Work task.
Output the entries exactly as they appear. Pictures should not be included.

(Website and app data records)
══════════

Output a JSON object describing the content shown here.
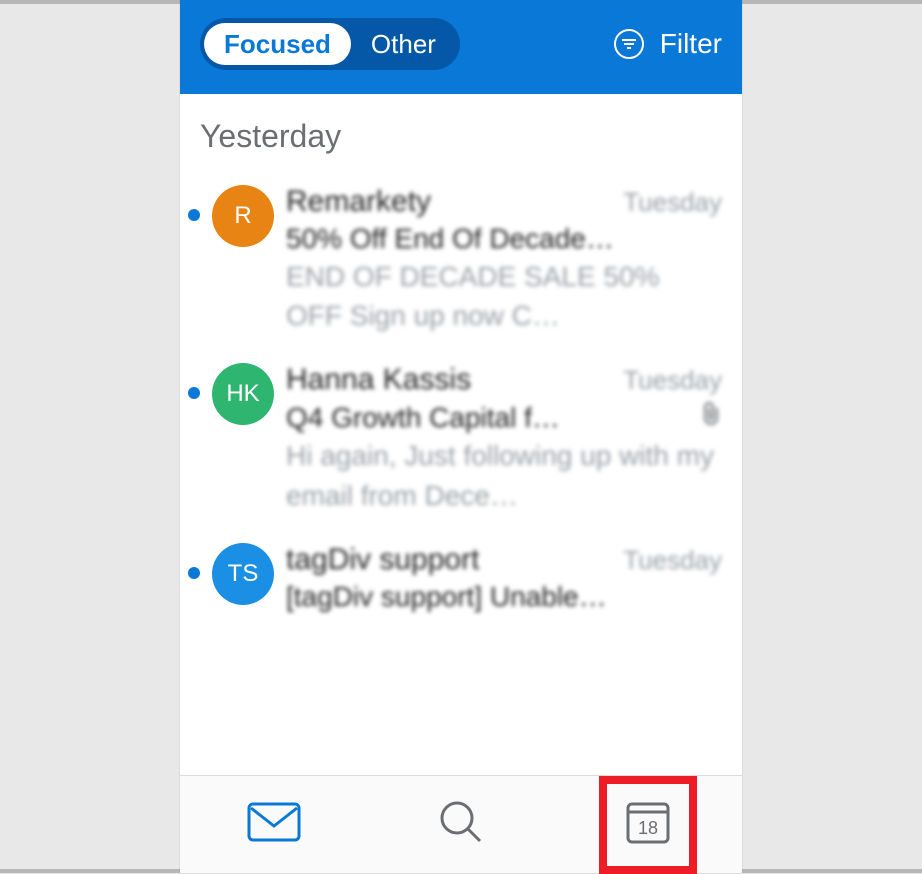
{
  "header": {
    "tabs": {
      "focused": "Focused",
      "other": "Other",
      "active": "focused"
    },
    "filter_label": "Filter"
  },
  "section": {
    "label": "Yesterday"
  },
  "messages": [
    {
      "unread": true,
      "avatar": {
        "initials": "R",
        "bg": "#e88413"
      },
      "sender": "Remarkety",
      "time": "Tuesday",
      "subject": "50% Off End Of Decade…",
      "preview": "END OF DECADE SALE 50% OFF Sign up now C…",
      "has_attachment": false
    },
    {
      "unread": true,
      "avatar": {
        "initials": "HK",
        "bg": "#2eb56f"
      },
      "sender": "Hanna Kassis",
      "time": "Tuesday",
      "subject": "Q4 Growth Capital f…",
      "preview": "Hi again, Just following up with my email from Dece…",
      "has_attachment": true
    },
    {
      "unread": true,
      "avatar": {
        "initials": "TS",
        "bg": "#1a8fe3"
      },
      "sender": "tagDiv support",
      "time": "Tuesday",
      "subject": "[tagDiv support] Unable…",
      "preview": "",
      "has_attachment": false
    }
  ],
  "nav": {
    "calendar_day": "18",
    "active": "mail"
  },
  "annotation": {
    "highlight_target": "calendar-tab"
  }
}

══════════

Exercise response.
Output a JSON object describing the content shown here.
{
  "header": {
    "tabs": {
      "focused": "Focused",
      "other": "Other",
      "active": "focused"
    },
    "filter_label": "Filter"
  },
  "section": {
    "label": "Yesterday"
  },
  "messages": [
    {
      "unread": true,
      "avatar": {
        "initials": "R",
        "bg": "#e88413"
      },
      "sender": "Remarkety",
      "time": "Tuesday",
      "subject": "50% Off End Of Decade…",
      "preview": "END OF DECADE SALE 50% OFF Sign up now C…",
      "has_attachment": false
    },
    {
      "unread": true,
      "avatar": {
        "initials": "HK",
        "bg": "#2eb56f"
      },
      "sender": "Hanna Kassis",
      "time": "Tuesday",
      "subject": "Q4 Growth Capital f…",
      "preview": "Hi again, Just following up with my email from Dece…",
      "has_attachment": true
    },
    {
      "unread": true,
      "avatar": {
        "initials": "TS",
        "bg": "#1a8fe3"
      },
      "sender": "tagDiv support",
      "time": "Tuesday",
      "subject": "[tagDiv support] Unable…",
      "preview": "",
      "has_attachment": false
    }
  ],
  "nav": {
    "calendar_day": "18",
    "active": "mail"
  },
  "annotation": {
    "highlight_target": "calendar-tab"
  }
}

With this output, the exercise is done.